by Rosalind Scutt, ninemsn Money
What is a sea change?
A sea change is a radical departure from a previous lifestyle in search of a more peaceful or meaningful existence. It’s about re-evaluating your needs and wants and enjoying life to the full — not merely existing.
If you’ve ever woken on a Monday morning to feelings of stress, isolation or anxiety as you mentally calculate how to survive another week in the city, then you’ve probably considered a sea change.
According to the Australian Bureau of Statistics, regional and coastal migration continues to boom. The populations of coastal towns, such as Geelong in Victoria, the Gold Coast, Cairns and Caloundra in Queensland and, in NSW, Wollongong and Newcastle are experiencing some of the fastest growth yet. The trend is so great some commentators have labelled it ‘the sea change phenomenon’.

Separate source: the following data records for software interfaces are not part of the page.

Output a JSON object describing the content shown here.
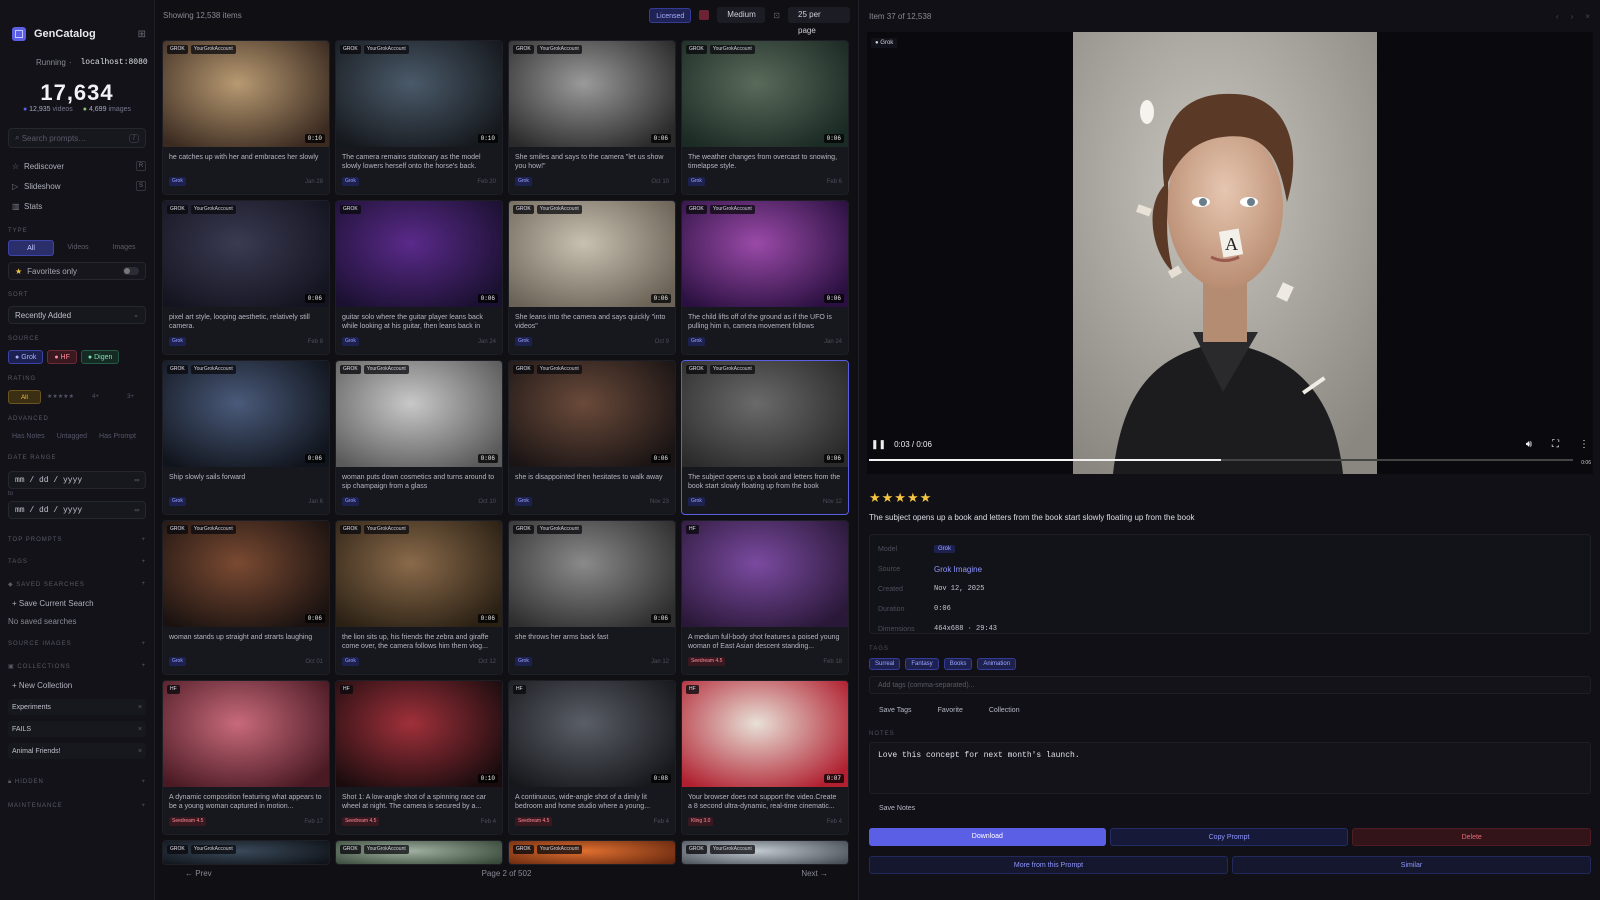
{
  "app": {
    "name": "GenCatalog",
    "status": "Running",
    "host": "localhost:8080",
    "total": "17,634",
    "videos": "12,935",
    "videos_label": "videos",
    "images": "4,699",
    "images_label": "images"
  },
  "sidebar": {
    "search_placeholder": "Search prompts…",
    "search_kbd": "/",
    "nav": [
      {
        "label": "Rediscover",
        "icon": "star-icon"
      },
      {
        "label": "Slideshow",
        "icon": "play-icon"
      },
      {
        "label": "Stats",
        "icon": "chart-icon"
      }
    ],
    "type_label": "TYPE",
    "types": [
      "All",
      "Videos",
      "Images"
    ],
    "favorites_label": "Favorites only",
    "sort_label": "SORT",
    "sort_value": "Recently Added",
    "source_label": "SOURCE",
    "sources": [
      "Grok",
      "HF",
      "Digen"
    ],
    "rating_label": "RATING",
    "ratings": [
      "All",
      "★★★★★",
      "4+",
      "3+"
    ],
    "advanced_label": "ADVANCED",
    "advanced": [
      "Has Notes",
      "Untagged",
      "Has Prompt"
    ],
    "date_label": "DATE RANGE",
    "date_from": "mm / dd / yyyy",
    "date_to_label": "to",
    "date_to": "mm / dd / yyyy",
    "top_prompts": "TOP PROMPTS",
    "tags": "TAGS",
    "saved_searches": "SAVED SEARCHES",
    "save_current": "+ Save Current Search",
    "no_saved": "No saved searches",
    "source_images": "SOURCE IMAGES",
    "collections_label": "COLLECTIONS",
    "new_collection": "+ New Collection",
    "collections": [
      "Experiments",
      "FAILS",
      "Animal Friends!"
    ],
    "hidden": "HIDDEN",
    "maintenance": "MAINTENANCE"
  },
  "grid": {
    "showing": "Showing 12,538 items",
    "licensed": "Licensed",
    "size": "Medium",
    "per_page": "25 per page",
    "prev": "← Prev",
    "page": "Page 2 of 502",
    "next": "Next →",
    "cards": [
      {
        "src": "GROK",
        "acc": "YourGrokAccount",
        "dur": "0:10",
        "cap": "he catches up with her and embraces her slowly",
        "tag": "Grok",
        "date": "Jan 28"
      },
      {
        "src": "GROK",
        "acc": "YourGrokAccount",
        "dur": "0:10",
        "cap": "The camera remains stationary as the model slowly lowers herself onto the horse's back.",
        "tag": "Grok",
        "date": "Feb 20"
      },
      {
        "src": "GROK",
        "acc": "YourGrokAccount",
        "dur": "0:06",
        "cap": "She smiles and says to the camera \"let us show you how!\"",
        "tag": "Grok",
        "date": "Oct 10"
      },
      {
        "src": "GROK",
        "acc": "YourGrokAccount",
        "dur": "0:06",
        "cap": "The weather changes from overcast to snowing, timelapse style.",
        "tag": "Grok",
        "date": "Feb 6"
      },
      {
        "src": "GROK",
        "acc": "YourGrokAccount",
        "dur": "0:06",
        "cap": "pixel art style, looping aesthetic, relatively still camera.",
        "tag": "Grok",
        "date": "Feb 8"
      },
      {
        "src": "GROK",
        "acc": "",
        "dur": "0:06",
        "cap": "guitar solo where the guitar player leans back while looking at his guitar, then leans back in",
        "tag": "Grok",
        "date": "Jan 24"
      },
      {
        "src": "GROK",
        "acc": "YourGrokAccount",
        "dur": "0:06",
        "cap": "She leans into the camera and says quickly \"into videos\"",
        "tag": "Grok",
        "date": "Oct 9"
      },
      {
        "src": "GROK",
        "acc": "YourGrokAccount",
        "dur": "0:06",
        "cap": "The child lifts off of the ground as if the UFO is pulling him in, camera movement follows",
        "tag": "Grok",
        "date": "Jan 24"
      },
      {
        "src": "GROK",
        "acc": "YourGrokAccount",
        "dur": "0:06",
        "cap": "Ship slowly sails forward",
        "tag": "Grok",
        "date": "Jan 6"
      },
      {
        "src": "GROK",
        "acc": "YourGrokAccount",
        "dur": "0:06",
        "cap": "woman puts down cosmetics and turns around to sip champaign from a glass",
        "tag": "Grok",
        "date": "Oct 10"
      },
      {
        "src": "GROK",
        "acc": "YourGrokAccount",
        "dur": "0:06",
        "cap": "she is disappointed then hesitates to walk away",
        "tag": "Grok",
        "date": "Nov 23"
      },
      {
        "src": "GROK",
        "acc": "YourGrokAccount",
        "dur": "0:06",
        "cap": "The subject opens up a book and letters from the book start slowly floating up from the book",
        "tag": "Grok",
        "date": "Nov 12"
      },
      {
        "src": "GROK",
        "acc": "YourGrokAccount",
        "dur": "0:06",
        "cap": "woman stands up straight and strarts laughing",
        "tag": "Grok",
        "date": "Oct 01"
      },
      {
        "src": "GROK",
        "acc": "YourGrokAccount",
        "dur": "0:06",
        "cap": "the lion sits up, his friends the zebra and giraffe come over, the camera follows him them viog...",
        "tag": "Grok",
        "date": "Oct 12"
      },
      {
        "src": "GROK",
        "acc": "YourGrokAccount",
        "dur": "0:06",
        "cap": "she throws her arms back fast",
        "tag": "Grok",
        "date": "Jan 12"
      },
      {
        "src": "HF",
        "acc": "",
        "dur": "",
        "cap": "A medium full-body shot features a poised young woman of East Asian descent standing...",
        "tag": "Seedream 4.5",
        "date": "Feb 18"
      },
      {
        "src": "HF",
        "acc": "",
        "dur": "",
        "cap": "A dynamic composition featuring what appears to be a young woman captured in motion...",
        "tag": "Seedream 4.5",
        "date": "Feb 17"
      },
      {
        "src": "HF",
        "acc": "",
        "dur": "0:10",
        "cap": "Shot 1: A low-angle shot of a spinning race car wheel at night. The camera is secured by a...",
        "tag": "Seedream 4.5",
        "date": "Feb 4"
      },
      {
        "src": "HF",
        "acc": "",
        "dur": "0:08",
        "cap": "A continuous, wide-angle shot of a dimly lit bedroom and home studio where a young...",
        "tag": "Seedream 4.5",
        "date": "Feb 4"
      },
      {
        "src": "HF",
        "acc": "",
        "dur": "0:07",
        "cap": "Your browser does not support the video.Create a 8 second ultra-dynamic, real-time cinematic...",
        "tag": "Kling 3.0",
        "date": "Feb 4"
      },
      {
        "src": "GROK",
        "acc": "YourGrokAccount"
      },
      {
        "src": "GROK",
        "acc": "YourGrokAccount"
      },
      {
        "src": "GROK",
        "acc": "YourGrokAccount"
      },
      {
        "src": "GROK",
        "acc": "YourGrokAccount"
      }
    ]
  },
  "detail": {
    "item_label": "Item 37 of 12,538",
    "badge": "Grok",
    "time": "0:03 / 0:06",
    "end_time": "0:06",
    "progress_fraction": 0.5,
    "rating": "★★★★★",
    "prompt": "The subject opens up a book and letters from the book start slowly floating up from the book",
    "info": [
      {
        "k": "Model",
        "v": "Grok",
        "kind": "tag"
      },
      {
        "k": "Source",
        "v": "Grok Imagine",
        "kind": "link"
      },
      {
        "k": "Created",
        "v": "Nov 12, 2025",
        "kind": "text"
      },
      {
        "k": "Duration",
        "v": "0:06",
        "kind": "text"
      },
      {
        "k": "Dimensions",
        "v": "464x688 · 29:43",
        "kind": "text"
      }
    ],
    "tags_label": "TAGS",
    "tags": [
      "Surreal",
      "Fantasy",
      "Books",
      "Animation"
    ],
    "tag_placeholder": "Add tags (comma-separated)...",
    "buttons": [
      "Save Tags",
      "Favorite",
      "Collection"
    ],
    "notes_label": "NOTES",
    "notes": "Love this concept for next month's launch.",
    "save_notes": "Save Notes",
    "download": "Download",
    "copy": "Copy Prompt",
    "delete": "Delete",
    "more": "More from this Prompt",
    "similar": "Similar"
  },
  "colors": {
    "accent": "#5b5fe6",
    "star": "#f5c542",
    "danger": "#e66b78"
  }
}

Psychotherapist Lenore Watts works at Mind Advantage in Balmain near Sydney’s CBD, where therapists specialise in human change. In Watts’ view there are many reasons prompting people to consider change but the most common reasons include escapism, life re-assessment, returning home, quality of life or health/environment.
“A sea change can be a positive and rich experience for those who have carefully considered the option in a realistic way and who have handled change well in the past,” says Watts who is quick to caution that a change in location will not necessarily provide a calmer and happier existence.
“Generally, those types of feelings come with being at peace with ones’ self, inwardly, which is then supported by lifestyle – where ever that is”.
Lee Maskiell is a specialist nurse who joined the well trodden trail north from Sydney to the NSW north coast.
“I was working at one of Sydney’s busiest hospitals and living in Newtown. Sydney was fun but I was always working, travelling to work or catching up with friends. I didn’t have any down time and no time to surf or read” said Maskiell.
Accepting a job at Tweed Heads hospital Maskiell welcomed the sea change. “Life in Tweed Heads was slower and I wanted that. I got to know my neighbours, ran the beach each day and had plenty of time to relax”.
For Maskiell, the dream wasn’t enough. “I stayed one year then moved to Brisbane. It’s smaller than Sydney but bigger than Tweed Heads and there’s just a little bit more happening. My new hospital services a greater population so I’m expecting more challenges professionally too.
“I don’t want to live in a big city but I don’t think a small community is right for me either. I reckon I’ve got right this time,” he said.
If you’re thinking of making a lifestyle change, psychotherapist Lenore Watts’ suggests asking yourself these key questions:
- Do you want to move as a reaction to something difficult like a stressful job, relationship issues or feelings of loneliness? Try to resolve these issues and then reassess your reasons for wanting to move.
- Ask yourself if you will have a support network in the new location. Establishing new social and support networks can be quite stressful.
- Be aware that there are some city services you might miss, like access to doctors, late night supermarkets and entertainment. How important these things are to you?
- Keep an open mind. If I don’t like your new location, will you be able to afford to return?
- Will you be able to maintain contact with family and friends successfully from your new location?
- If you have never lived in the area before consider a trial period. Two weeks on holiday in a beautiful location can be quite different to living there.
- If you need to work will there be opportunities in your new location?
- Do you have any allergies? Some people move to other areas only to find they are unable to stay due to allergic reactions.